Google has agreed to pay the largest fine ever imposed on a single company by the US Federal Trade Commission.
The firm agreed to pay $22.5m (£14.4m) after monitoring web surfers using Apple’s Safari browser who had a “do not track” privacy setting selected.
Google does not have to admit wrongdoing as part of the settlement.
The penalty is for misrepresenting what it was doing and not for the methods it used to bypass Safari’s tracker cookie settings.
Cookies are small text files that are installed onto a computer to allow it to be identified so that a user’s web activity can be monitored.
“No matter how big or small, all companies must abide by FTC orders against them and keep their privacy promises to consumers, or they will end up paying many times what it would have cost to comply in the first place,” FTC Chairman Jon Leibowitz said in a statement.
The government agency launched its inquiry after a Stanford University researcher noticed the issue while studying targeted advertising.
He revealed that the search giant was exploiting a loophole that let its cookies be installed via adverts on popular websites, even if users’ browsers’ preferences had been set to reject them.
This allowed the firm to track people’s web-use habits even if they had not given it permission to do so.
Google said no “personal information” – such as names or credit card data – had been collected, and that the action had been inadvertent.

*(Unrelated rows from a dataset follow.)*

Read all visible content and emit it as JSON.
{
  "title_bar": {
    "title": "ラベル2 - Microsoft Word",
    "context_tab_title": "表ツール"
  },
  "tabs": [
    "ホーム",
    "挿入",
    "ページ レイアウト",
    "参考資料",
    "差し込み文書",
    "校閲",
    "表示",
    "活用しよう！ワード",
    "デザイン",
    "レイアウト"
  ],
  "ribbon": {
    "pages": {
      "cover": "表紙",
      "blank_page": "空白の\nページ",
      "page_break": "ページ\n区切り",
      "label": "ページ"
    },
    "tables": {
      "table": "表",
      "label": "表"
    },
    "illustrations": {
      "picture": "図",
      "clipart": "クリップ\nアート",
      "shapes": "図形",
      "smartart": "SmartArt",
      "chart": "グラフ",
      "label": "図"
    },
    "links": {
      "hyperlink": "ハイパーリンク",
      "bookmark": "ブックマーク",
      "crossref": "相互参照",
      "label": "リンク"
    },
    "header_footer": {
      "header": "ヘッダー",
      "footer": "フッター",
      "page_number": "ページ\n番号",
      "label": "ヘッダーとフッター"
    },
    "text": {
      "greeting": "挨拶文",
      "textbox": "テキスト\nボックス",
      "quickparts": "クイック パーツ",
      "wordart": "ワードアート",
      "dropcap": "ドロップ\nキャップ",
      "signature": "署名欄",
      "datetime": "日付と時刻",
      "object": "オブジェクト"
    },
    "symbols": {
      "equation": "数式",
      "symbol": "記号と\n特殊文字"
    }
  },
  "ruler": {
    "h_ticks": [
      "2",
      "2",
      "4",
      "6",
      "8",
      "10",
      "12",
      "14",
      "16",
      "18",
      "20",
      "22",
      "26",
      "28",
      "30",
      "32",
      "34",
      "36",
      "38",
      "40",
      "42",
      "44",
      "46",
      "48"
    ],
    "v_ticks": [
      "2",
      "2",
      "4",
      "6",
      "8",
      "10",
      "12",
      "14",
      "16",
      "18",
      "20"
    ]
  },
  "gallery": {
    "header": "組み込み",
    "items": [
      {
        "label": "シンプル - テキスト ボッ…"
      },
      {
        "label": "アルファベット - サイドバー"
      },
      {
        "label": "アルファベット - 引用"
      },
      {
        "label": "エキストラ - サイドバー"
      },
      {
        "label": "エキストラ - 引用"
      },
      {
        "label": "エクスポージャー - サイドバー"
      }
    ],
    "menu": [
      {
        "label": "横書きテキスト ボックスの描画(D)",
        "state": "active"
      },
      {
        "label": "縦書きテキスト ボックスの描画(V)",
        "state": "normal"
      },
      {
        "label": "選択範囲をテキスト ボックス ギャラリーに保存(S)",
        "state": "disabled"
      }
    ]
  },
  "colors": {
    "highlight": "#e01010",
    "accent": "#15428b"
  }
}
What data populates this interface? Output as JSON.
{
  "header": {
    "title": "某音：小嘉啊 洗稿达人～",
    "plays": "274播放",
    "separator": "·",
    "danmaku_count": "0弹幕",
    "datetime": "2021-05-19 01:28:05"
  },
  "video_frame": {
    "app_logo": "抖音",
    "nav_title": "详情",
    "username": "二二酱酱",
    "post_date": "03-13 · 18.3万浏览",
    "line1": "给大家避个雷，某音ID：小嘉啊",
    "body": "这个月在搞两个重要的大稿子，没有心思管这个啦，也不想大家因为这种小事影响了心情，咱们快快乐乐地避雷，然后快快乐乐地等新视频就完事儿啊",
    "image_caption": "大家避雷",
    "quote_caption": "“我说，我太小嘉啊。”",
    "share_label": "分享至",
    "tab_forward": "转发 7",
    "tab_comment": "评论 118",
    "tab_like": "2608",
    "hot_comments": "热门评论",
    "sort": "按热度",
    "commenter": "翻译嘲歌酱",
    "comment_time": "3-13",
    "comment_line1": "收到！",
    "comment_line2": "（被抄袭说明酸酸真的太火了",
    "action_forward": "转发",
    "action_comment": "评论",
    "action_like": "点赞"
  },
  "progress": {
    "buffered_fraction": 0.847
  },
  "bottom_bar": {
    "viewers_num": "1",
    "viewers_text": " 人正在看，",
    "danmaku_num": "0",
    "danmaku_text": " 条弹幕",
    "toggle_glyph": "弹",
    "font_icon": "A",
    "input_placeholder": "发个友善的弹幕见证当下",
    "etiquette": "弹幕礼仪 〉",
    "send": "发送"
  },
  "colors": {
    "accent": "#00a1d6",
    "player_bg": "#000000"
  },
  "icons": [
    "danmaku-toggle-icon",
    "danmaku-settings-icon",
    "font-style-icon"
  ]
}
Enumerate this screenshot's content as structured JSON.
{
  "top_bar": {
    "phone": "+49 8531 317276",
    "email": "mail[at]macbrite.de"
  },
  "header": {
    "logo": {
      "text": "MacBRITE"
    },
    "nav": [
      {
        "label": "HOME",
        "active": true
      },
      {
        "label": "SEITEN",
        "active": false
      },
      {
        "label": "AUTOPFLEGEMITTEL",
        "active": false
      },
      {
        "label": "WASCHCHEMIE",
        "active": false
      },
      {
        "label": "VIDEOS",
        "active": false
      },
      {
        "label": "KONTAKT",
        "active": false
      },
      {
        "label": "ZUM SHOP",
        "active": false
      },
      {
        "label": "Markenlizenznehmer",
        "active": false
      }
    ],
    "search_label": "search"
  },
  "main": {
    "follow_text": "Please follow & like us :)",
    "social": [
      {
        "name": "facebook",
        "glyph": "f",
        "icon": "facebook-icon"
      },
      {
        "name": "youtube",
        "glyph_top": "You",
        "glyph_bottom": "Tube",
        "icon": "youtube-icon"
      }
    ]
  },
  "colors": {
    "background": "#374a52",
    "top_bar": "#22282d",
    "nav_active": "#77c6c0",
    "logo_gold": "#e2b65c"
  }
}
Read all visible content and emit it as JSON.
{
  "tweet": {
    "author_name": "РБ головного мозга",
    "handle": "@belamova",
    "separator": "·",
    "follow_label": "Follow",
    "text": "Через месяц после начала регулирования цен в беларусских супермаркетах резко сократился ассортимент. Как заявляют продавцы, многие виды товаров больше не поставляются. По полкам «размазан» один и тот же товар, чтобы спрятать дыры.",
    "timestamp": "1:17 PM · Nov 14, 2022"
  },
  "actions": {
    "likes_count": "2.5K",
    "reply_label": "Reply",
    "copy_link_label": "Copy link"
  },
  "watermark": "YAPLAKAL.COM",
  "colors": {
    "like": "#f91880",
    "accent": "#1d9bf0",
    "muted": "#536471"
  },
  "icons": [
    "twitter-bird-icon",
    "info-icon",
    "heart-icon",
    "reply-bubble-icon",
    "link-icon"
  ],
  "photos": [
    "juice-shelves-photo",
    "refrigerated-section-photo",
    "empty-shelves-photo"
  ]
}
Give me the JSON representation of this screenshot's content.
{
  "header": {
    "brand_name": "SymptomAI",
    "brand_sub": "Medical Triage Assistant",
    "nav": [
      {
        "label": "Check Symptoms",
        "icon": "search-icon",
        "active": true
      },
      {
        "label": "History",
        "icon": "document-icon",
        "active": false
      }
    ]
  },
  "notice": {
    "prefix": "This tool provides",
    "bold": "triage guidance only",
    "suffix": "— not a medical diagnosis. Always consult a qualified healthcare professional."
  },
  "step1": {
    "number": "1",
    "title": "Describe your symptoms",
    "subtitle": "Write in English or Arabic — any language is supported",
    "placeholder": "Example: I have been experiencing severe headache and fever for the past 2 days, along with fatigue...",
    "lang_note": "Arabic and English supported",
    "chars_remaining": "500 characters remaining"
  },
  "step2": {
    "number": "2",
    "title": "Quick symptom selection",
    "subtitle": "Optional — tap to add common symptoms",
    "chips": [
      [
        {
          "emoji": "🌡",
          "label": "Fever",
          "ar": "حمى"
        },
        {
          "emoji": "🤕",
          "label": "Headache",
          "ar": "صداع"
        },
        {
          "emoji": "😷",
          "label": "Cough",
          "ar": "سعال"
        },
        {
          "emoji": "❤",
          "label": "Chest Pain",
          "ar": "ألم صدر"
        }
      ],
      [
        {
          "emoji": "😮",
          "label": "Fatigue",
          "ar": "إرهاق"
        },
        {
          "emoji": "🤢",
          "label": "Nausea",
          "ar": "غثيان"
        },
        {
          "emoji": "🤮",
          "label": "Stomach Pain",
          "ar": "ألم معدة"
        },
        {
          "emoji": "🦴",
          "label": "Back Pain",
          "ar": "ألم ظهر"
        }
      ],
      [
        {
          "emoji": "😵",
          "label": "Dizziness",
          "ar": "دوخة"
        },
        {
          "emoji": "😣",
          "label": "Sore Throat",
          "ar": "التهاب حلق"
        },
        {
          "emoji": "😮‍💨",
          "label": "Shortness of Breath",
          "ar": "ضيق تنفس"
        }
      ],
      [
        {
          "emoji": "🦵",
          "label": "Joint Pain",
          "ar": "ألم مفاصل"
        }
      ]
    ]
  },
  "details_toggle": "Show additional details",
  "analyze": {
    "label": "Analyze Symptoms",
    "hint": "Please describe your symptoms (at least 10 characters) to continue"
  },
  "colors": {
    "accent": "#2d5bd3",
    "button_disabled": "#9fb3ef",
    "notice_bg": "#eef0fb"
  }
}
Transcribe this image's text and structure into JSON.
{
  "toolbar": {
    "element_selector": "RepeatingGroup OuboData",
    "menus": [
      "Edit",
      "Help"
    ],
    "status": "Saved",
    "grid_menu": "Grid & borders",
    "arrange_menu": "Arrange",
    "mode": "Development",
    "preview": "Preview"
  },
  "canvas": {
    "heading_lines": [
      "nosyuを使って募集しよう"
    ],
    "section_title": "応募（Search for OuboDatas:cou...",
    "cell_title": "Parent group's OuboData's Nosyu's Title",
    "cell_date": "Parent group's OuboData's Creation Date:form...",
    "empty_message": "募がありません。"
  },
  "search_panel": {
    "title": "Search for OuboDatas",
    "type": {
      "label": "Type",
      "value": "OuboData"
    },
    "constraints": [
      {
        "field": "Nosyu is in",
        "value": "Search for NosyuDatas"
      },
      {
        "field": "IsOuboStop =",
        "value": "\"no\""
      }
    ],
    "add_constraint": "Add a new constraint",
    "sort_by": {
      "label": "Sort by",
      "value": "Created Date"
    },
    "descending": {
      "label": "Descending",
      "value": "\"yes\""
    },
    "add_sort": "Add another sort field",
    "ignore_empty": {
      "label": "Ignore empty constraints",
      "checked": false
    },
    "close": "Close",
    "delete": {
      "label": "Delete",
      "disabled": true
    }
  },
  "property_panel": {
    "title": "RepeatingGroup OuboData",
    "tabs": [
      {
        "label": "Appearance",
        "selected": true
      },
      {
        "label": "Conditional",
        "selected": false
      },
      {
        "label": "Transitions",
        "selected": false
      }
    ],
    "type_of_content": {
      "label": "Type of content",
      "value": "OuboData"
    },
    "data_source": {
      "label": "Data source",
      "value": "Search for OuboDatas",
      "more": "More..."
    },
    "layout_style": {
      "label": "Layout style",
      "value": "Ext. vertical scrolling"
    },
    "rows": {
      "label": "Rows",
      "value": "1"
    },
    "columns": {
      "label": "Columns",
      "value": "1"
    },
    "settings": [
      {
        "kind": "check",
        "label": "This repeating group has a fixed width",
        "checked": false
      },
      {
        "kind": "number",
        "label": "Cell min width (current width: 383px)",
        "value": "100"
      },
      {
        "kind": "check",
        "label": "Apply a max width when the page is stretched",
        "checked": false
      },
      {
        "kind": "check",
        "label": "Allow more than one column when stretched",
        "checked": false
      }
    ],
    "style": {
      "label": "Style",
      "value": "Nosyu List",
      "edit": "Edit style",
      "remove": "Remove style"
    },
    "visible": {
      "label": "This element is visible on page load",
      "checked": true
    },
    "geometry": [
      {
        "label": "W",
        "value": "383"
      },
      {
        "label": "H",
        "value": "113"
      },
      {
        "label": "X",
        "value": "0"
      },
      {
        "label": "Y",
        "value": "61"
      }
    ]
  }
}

“The size of the fine in this case should deter any company from seeking to exploit underhand means of tracking consumers. It is essential that anyone who seeks to over-ride consumer choices about sharing their data is held to account.”